→ Activity:
Scan the listing below. Return every line containing the string "data".
——————
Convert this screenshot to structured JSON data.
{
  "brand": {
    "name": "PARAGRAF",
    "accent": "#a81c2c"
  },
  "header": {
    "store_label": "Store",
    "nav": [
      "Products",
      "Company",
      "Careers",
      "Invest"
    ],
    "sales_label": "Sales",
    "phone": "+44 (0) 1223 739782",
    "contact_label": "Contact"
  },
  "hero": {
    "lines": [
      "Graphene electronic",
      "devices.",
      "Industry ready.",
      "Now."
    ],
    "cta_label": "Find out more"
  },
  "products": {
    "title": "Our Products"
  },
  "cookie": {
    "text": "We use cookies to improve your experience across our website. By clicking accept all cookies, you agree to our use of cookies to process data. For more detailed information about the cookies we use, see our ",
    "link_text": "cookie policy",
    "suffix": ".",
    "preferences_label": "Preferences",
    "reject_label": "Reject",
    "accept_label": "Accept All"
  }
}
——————
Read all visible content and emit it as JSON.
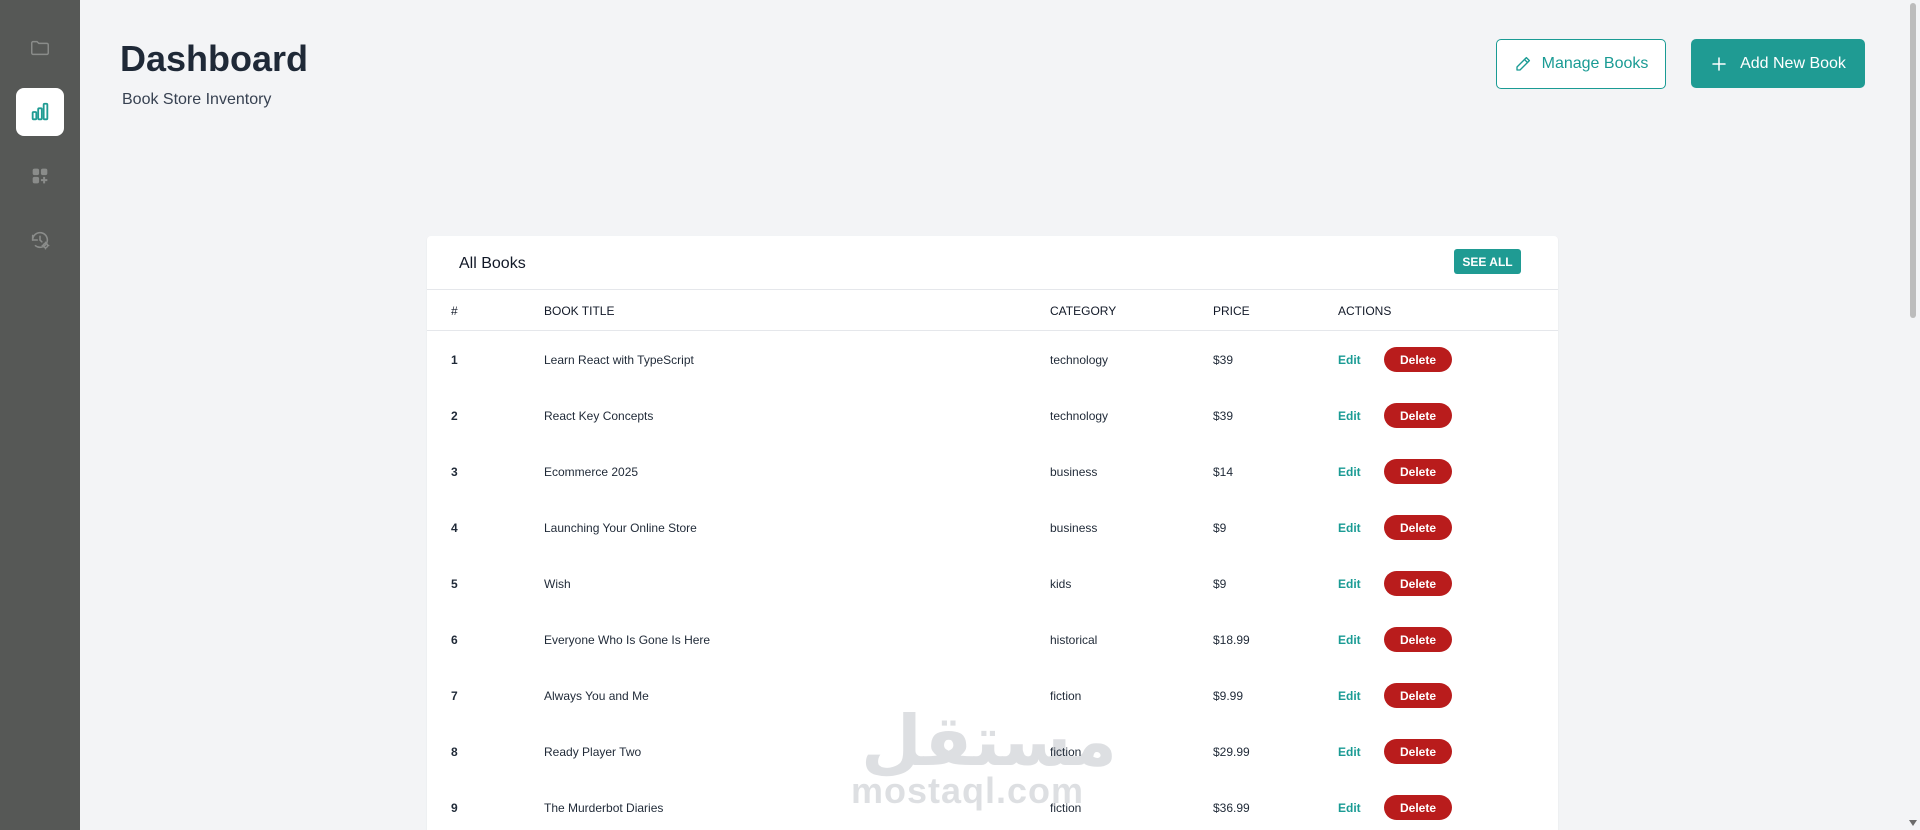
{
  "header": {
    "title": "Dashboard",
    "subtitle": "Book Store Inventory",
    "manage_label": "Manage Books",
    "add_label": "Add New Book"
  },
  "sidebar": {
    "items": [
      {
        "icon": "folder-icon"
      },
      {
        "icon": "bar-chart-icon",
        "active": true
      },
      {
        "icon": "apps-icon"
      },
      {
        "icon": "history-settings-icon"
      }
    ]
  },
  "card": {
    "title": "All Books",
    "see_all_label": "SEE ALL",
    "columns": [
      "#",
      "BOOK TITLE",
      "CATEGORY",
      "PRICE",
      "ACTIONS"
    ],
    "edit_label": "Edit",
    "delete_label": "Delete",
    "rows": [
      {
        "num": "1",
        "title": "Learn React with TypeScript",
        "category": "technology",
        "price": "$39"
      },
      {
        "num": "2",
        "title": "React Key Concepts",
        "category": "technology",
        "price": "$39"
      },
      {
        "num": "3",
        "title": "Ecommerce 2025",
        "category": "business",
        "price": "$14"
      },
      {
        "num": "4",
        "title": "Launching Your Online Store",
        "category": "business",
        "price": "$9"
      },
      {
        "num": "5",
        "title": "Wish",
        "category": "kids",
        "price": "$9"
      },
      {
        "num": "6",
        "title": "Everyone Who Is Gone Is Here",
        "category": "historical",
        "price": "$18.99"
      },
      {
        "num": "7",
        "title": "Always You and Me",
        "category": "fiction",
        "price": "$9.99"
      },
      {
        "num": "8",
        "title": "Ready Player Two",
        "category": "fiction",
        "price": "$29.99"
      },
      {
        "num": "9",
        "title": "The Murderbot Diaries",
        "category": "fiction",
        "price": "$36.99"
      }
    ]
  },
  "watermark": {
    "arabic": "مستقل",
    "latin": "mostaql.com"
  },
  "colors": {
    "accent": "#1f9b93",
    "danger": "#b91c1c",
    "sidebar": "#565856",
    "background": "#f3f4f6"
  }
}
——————
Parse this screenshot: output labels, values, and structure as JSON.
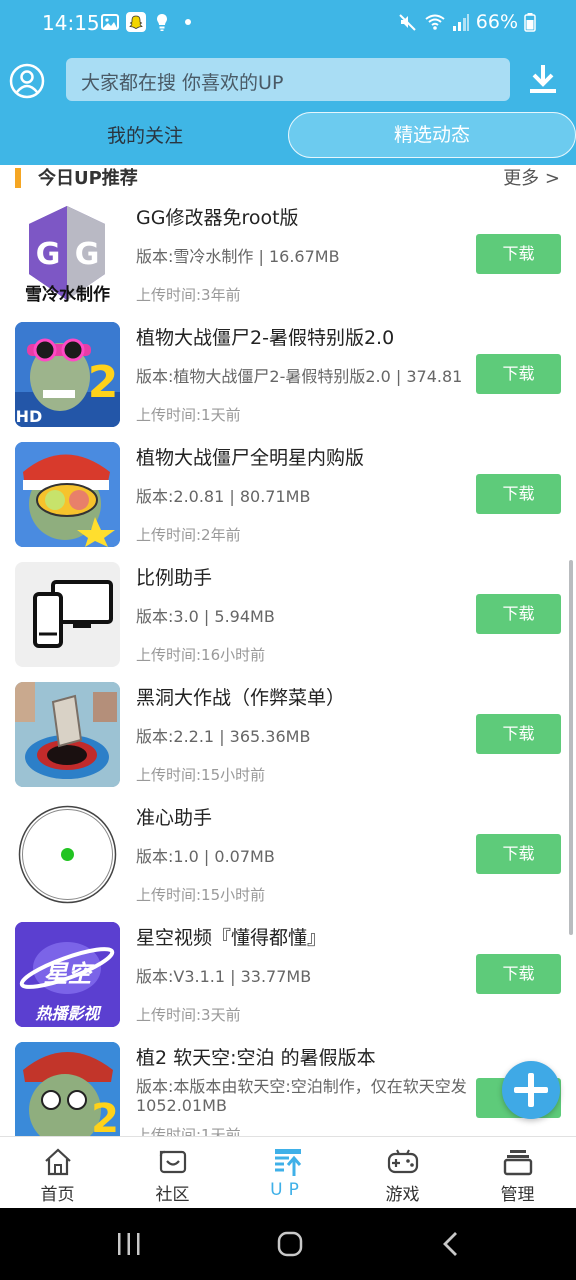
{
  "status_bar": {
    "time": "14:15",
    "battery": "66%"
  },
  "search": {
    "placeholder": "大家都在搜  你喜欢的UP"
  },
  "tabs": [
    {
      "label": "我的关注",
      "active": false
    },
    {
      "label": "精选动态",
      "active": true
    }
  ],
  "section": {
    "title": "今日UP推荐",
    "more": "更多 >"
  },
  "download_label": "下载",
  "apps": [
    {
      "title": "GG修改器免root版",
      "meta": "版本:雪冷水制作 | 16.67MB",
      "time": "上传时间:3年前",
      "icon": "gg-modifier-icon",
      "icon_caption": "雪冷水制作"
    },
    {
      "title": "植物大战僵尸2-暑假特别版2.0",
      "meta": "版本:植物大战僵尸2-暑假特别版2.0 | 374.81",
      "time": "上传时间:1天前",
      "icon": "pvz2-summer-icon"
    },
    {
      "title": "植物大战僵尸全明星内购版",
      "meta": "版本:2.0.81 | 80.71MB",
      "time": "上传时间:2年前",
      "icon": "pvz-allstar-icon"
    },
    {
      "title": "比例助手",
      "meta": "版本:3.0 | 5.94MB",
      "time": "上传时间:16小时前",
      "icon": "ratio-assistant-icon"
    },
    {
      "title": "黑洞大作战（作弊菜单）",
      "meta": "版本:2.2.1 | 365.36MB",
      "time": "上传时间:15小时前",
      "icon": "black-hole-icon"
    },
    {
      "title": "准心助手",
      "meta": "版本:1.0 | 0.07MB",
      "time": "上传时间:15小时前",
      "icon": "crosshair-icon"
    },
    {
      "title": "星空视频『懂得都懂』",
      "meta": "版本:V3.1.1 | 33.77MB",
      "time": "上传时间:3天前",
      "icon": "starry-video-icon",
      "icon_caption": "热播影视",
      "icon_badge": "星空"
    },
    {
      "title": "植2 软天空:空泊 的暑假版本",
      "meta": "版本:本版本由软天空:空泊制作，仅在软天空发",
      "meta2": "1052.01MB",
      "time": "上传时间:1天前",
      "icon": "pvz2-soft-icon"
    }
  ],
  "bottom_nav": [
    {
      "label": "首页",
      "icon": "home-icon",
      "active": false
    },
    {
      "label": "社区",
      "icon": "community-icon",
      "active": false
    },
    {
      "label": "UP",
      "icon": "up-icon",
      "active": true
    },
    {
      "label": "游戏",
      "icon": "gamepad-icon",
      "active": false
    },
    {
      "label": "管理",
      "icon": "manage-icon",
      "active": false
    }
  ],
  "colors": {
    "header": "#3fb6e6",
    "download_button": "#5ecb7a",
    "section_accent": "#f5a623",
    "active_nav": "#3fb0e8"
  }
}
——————
→ Solution:
Convert this screenshot to structured JSON data.
    "text": "We use cookies to improve your experience across our website. By clicking accept all cookies, you agree to our use of cookies to process data. For more detailed information about the cookies we use, see our ",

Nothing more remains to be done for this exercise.